Your instructions:
Write out each entry below exactly; the images do not belong in your copy.

Stored data:
○ ○ ○ ○ ○
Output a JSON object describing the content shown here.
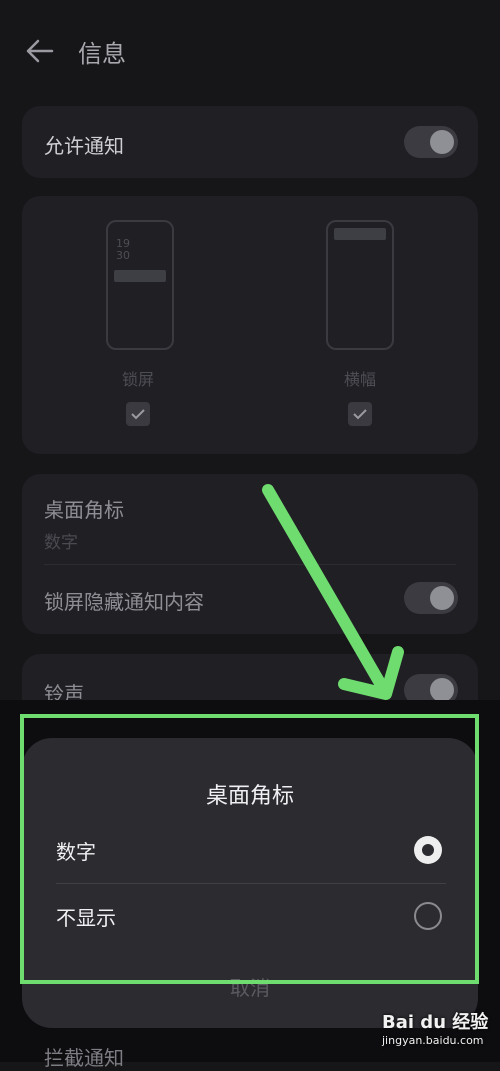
{
  "header": {
    "title": "信息"
  },
  "allow_notification": {
    "label": "允许通知",
    "enabled": true
  },
  "styles": [
    {
      "label": "锁屏",
      "time_hour": "19",
      "time_minute": "30",
      "checked": true
    },
    {
      "label": "横幅",
      "checked": true
    }
  ],
  "settings": {
    "badge_title": "桌面角标",
    "badge_value": "数字",
    "hide_content_label": "锁屏隐藏通知内容",
    "ringtone_label": "铃声",
    "intercept_label": "拦截通知"
  },
  "dialog": {
    "title": "桌面角标",
    "options": [
      {
        "label": "数字",
        "selected": true
      },
      {
        "label": "不显示",
        "selected": false
      }
    ],
    "cancel_label": "取消"
  },
  "watermark": {
    "brand": "Bai du 经验",
    "url": "jingyan.baidu.com"
  },
  "colors": {
    "highlight": "#6fdc6f",
    "arrow": "#6fdc6f"
  }
}
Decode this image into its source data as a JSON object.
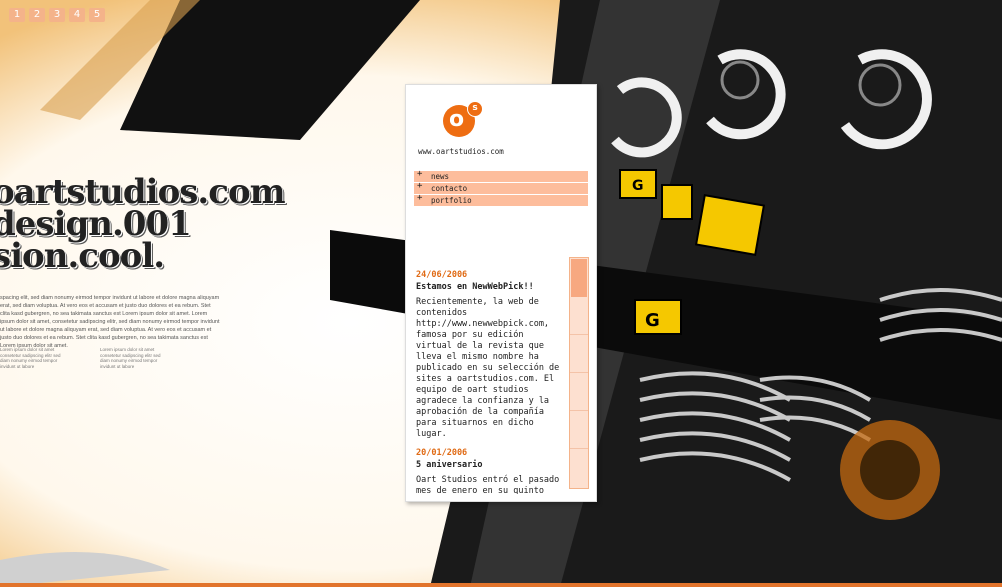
{
  "pager": [
    "1",
    "2",
    "3",
    "4",
    "5"
  ],
  "headline": [
    "oartstudios.com",
    "design.001",
    "sion.cool."
  ],
  "lorem": "spacing elit, sed diam nonumy eirmod tempor invidunt ut labore et dolore magna aliquyam erat, sed diam voluptua. At vero eos et accusam et justo duo dolores et ea rebum. Stet clita kasd gubergren, no sea takimata sanctus est Lorem ipsum dolor sit amet. Lorem ipsum dolor sit amet, consetetur sadipscing elitr, sed diam nonumy eirmod tempor invidunt ut labore et dolore magna aliquyam erat, sed diam voluptua. At vero eos et accusam et justo duo dolores et ea rebum. Stet clita kasd gubergren, no sea takimata sanctus est Lorem ipsum dolor sit amet.",
  "lorem_cols": [
    "Lorem ipsum dolor sit amet consetetur sadipscing elitr sed diam nonumy eirmod tempor invidunt ut labore",
    "Lorem ipsum dolor sit amet consetetur sadipscing elitr sed diam nonumy eirmod tempor invidunt ut labore"
  ],
  "panel": {
    "logo_letter": "o",
    "logo_sup": "s",
    "site_url": "www.oartstudios.com",
    "nav": [
      {
        "plus": "+",
        "label": "news"
      },
      {
        "plus": "+",
        "label": "contacto"
      },
      {
        "plus": "+",
        "label": "portfolio"
      }
    ],
    "news": [
      {
        "date": "24/06/2006",
        "title": "Estamos en NewWebPick!!",
        "body": "Recientemente, la web de contenidos http://www.newwebpick.com, famosa por su edición virtual de la revista que lleva el mismo nombre ha publicado en su selección de sites a oartstudios.com. El equipo de oart studios agradece la confianza y la aprobación de la compañía para situarnos en dicho lugar."
      },
      {
        "date": "20/01/2006",
        "title": "5 aniversario",
        "body": "Oart Studios entró el pasado mes de enero en su quinto año de vida. Esperamos seguir"
      }
    ]
  },
  "colors": {
    "accent": "#ee6d12",
    "nav_bg": "#fdbd9c",
    "date": "#e06a14"
  }
}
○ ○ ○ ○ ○
Result below:
Output a JSON object describing the content shown here.
{
  "header": {
    "title": "信息"
  },
  "allow_notification": {
    "label": "允许通知",
    "enabled": true
  },
  "styles": [
    {
      "label": "锁屏",
      "time_hour": "19",
      "time_minute": "30",
      "checked": true
    },
    {
      "label": "横幅",
      "checked": true
    }
  ],
  "settings": {
    "badge_title": "桌面角标",
    "badge_value": "数字",
    "hide_content_label": "锁屏隐藏通知内容",
    "ringtone_label": "铃声",
    "intercept_label": "拦截通知"
  },
  "dialog": {
    "title": "桌面角标",
    "options": [
      {
        "label": "数字",
        "selected": true
      },
      {
        "label": "不显示",
        "selected": false
      }
    ],
    "cancel_label": "取消"
  },
  "watermark": {
    "brand": "Bai du 经验",
    "url": "jingyan.baidu.com"
  },
  "colors": {
    "highlight": "#6fdc6f",
    "arrow": "#6fdc6f"
  }
}
Decode this image into its source data as a JSON object.
{
  "pager": [
    "1",
    "2",
    "3",
    "4",
    "5"
  ],
  "headline": [
    "oartstudios.com",
    "design.001",
    "sion.cool."
  ],
  "lorem": "spacing elit, sed diam nonumy eirmod tempor invidunt ut labore et dolore magna aliquyam erat, sed diam voluptua. At vero eos et accusam et justo duo dolores et ea rebum. Stet clita kasd gubergren, no sea takimata sanctus est Lorem ipsum dolor sit amet. Lorem ipsum dolor sit amet, consetetur sadipscing elitr, sed diam nonumy eirmod tempor invidunt ut labore et dolore magna aliquyam erat, sed diam voluptua. At vero eos et accusam et justo duo dolores et ea rebum. Stet clita kasd gubergren, no sea takimata sanctus est Lorem ipsum dolor sit amet.",
  "lorem_cols": [
    "Lorem ipsum dolor sit amet consetetur sadipscing elitr sed diam nonumy eirmod tempor invidunt ut labore",
    "Lorem ipsum dolor sit amet consetetur sadipscing elitr sed diam nonumy eirmod tempor invidunt ut labore"
  ],
  "panel": {
    "logo_letter": "o",
    "logo_sup": "s",
    "site_url": "www.oartstudios.com",
    "nav": [
      {
        "plus": "+",
        "label": "news"
      },
      {
        "plus": "+",
        "label": "contacto"
      },
      {
        "plus": "+",
        "label": "portfolio"
      }
    ],
    "news": [
      {
        "date": "24/06/2006",
        "title": "Estamos en NewWebPick!!",
        "body": "Recientemente, la web de contenidos http://www.newwebpick.com, famosa por su edición virtual de la revista que lleva el mismo nombre ha publicado en su selección de sites a oartstudios.com. El equipo de oart studios agradece la confianza y la aprobación de la compañía para situarnos en dicho lugar."
      },
      {
        "date": "20/01/2006",
        "title": "5 aniversario",
        "body": "Oart Studios entró el pasado mes de enero en su quinto año de vida. Esperamos seguir"
      }
    ]
  },
  "colors": {
    "accent": "#ee6d12",
    "nav_bg": "#fdbd9c",
    "date": "#e06a14"
  }
}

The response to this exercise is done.